Thought, see thou no place forbear,
Enter bravely everywhere ;
  Seize on all to her belonging :
But, if thou wouldst guarded be,
Fearing her beams, take with thee
  Strength of liking, rage of longing.

Think of that most grateful time,
When thy leaping heart will climb,
  In my lips to have his biding ;
There those roses for to kiss,
Which do breathe a sugar'd bliss,
  Opening rubies, pearls dividing.

Think of my most princely power,
Which I, blessed, shall devour
  With my greedy lick'rous senses,
Beauty, music, sweetness, love,
While she doth against me prove
  Her strong darts but weak defences.

Think, think of those dairyings,
When with dove-like murmurings,
  With glad moaning passed anguish,
We change eyes ; and heart for heart,
Each to other do depart,
  Joying till joy makes us languish.

O my thought! my thoughts surcease,
Thy delights my woes increase ;
  My life melts with too much thinking :
Think no more, but die in me,
Till thou shalt revived be,
  At her lips my nectar drinking.


Anonymous sets stanzas 1-3, 8
W. Byrd sets stanzas 1-3

About the headline (FAQ)

View text with footnotes

Submitted by John Versmoren

Authorship


Musical settings (art songs, Lieder, mélodies, (etc.), choral pieces, and other vocal works set to this text), listed by composer (not necessarily exhaustive)


Text added to the website between May 1995 and September 2003.

Last modified: 2014-06-16 10:01:50

Line count: 48
Word count: 281

Gentle Reminder
This website began in 1995 as a personal project, and I have been working on it full-time without a salary since 2008. Our research has never had any government or institutional funding, so if you found the information here useful, please consider making a donation. Your gift is greatly appreciated.
     - Emily Ezust
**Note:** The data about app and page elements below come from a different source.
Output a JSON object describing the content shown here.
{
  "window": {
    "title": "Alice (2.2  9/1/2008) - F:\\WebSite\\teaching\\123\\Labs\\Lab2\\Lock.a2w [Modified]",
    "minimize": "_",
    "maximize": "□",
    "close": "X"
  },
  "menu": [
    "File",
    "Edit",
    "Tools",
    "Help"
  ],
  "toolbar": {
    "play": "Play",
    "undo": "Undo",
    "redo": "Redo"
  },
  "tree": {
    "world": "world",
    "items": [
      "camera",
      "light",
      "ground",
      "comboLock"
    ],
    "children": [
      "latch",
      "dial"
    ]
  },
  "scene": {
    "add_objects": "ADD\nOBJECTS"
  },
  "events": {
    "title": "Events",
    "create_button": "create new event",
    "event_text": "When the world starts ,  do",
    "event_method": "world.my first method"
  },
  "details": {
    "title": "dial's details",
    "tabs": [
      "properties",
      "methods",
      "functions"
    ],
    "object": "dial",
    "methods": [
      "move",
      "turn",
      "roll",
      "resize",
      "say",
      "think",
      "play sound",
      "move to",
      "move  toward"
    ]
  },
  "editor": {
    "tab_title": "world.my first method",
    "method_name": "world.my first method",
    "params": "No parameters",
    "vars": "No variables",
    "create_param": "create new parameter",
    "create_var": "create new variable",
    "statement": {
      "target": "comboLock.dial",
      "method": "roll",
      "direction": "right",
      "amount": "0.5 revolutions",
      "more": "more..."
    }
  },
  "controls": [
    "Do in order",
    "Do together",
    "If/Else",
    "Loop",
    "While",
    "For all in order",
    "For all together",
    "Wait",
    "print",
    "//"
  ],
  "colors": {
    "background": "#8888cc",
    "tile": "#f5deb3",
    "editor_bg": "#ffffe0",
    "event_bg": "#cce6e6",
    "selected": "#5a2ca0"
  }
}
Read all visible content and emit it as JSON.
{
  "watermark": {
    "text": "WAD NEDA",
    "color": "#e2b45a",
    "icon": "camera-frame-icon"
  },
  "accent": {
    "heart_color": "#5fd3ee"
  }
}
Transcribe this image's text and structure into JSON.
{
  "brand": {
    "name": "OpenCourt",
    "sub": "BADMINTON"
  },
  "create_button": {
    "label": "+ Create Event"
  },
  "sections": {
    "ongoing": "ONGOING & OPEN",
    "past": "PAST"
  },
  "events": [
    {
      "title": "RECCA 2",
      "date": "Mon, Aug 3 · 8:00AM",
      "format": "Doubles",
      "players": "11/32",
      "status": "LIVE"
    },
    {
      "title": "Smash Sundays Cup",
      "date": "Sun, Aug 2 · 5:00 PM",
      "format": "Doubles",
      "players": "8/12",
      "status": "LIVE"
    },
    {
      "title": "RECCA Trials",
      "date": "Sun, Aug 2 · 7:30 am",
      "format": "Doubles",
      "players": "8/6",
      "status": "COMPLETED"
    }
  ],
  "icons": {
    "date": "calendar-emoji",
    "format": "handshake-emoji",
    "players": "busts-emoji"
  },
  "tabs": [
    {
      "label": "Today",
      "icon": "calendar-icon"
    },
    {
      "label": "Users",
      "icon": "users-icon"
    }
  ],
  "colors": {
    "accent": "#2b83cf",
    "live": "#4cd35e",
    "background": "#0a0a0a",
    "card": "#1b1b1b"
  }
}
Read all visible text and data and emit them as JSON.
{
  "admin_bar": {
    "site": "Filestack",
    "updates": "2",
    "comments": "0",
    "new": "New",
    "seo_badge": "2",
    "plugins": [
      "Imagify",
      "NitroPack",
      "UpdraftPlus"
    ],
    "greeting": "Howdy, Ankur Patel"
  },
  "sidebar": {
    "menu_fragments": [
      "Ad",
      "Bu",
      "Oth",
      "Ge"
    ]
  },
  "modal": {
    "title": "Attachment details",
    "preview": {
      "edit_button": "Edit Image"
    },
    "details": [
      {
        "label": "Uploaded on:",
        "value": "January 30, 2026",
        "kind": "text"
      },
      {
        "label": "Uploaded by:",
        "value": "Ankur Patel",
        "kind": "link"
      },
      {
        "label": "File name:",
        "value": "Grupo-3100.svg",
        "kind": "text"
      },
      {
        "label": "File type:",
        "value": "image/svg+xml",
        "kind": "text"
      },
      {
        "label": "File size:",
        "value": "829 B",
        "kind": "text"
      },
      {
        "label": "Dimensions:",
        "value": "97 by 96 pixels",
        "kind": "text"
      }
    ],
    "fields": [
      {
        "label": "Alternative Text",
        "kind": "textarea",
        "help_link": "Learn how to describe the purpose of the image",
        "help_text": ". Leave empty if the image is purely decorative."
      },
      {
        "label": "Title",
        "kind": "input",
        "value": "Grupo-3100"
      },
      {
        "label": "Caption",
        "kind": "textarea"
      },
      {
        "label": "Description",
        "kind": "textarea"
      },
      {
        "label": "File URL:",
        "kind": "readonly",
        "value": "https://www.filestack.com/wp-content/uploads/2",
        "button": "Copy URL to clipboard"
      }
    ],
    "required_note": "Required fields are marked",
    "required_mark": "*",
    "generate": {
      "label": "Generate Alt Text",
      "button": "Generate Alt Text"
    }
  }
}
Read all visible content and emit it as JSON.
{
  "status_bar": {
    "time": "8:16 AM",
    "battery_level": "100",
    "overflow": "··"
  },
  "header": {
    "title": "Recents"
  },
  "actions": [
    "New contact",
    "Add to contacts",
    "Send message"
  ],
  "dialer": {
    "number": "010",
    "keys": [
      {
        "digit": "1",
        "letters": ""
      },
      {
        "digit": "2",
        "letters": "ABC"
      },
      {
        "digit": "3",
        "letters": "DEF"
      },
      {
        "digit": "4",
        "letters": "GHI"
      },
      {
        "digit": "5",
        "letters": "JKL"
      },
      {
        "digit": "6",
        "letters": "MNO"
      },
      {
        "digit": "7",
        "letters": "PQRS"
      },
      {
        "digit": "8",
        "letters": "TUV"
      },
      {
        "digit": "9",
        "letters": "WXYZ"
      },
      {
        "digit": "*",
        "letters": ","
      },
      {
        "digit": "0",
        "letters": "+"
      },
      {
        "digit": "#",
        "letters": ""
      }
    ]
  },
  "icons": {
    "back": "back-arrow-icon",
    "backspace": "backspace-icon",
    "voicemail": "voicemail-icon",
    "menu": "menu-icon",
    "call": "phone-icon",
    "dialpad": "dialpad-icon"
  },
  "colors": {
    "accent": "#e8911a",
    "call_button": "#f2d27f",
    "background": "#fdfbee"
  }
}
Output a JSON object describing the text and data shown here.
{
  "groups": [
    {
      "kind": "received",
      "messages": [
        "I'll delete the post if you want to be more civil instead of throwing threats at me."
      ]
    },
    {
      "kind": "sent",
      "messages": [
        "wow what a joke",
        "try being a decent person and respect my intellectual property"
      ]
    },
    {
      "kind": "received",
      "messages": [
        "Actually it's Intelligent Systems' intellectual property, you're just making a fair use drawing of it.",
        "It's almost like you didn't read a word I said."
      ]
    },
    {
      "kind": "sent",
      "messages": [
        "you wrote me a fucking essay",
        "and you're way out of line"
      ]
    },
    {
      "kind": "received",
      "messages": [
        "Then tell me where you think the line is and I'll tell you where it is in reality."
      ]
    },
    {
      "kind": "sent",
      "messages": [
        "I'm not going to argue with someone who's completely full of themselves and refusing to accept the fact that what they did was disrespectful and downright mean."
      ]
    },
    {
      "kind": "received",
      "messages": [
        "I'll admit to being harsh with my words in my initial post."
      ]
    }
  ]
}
Browse imslp.org (Petrucci Music Library) for Lieder or choral works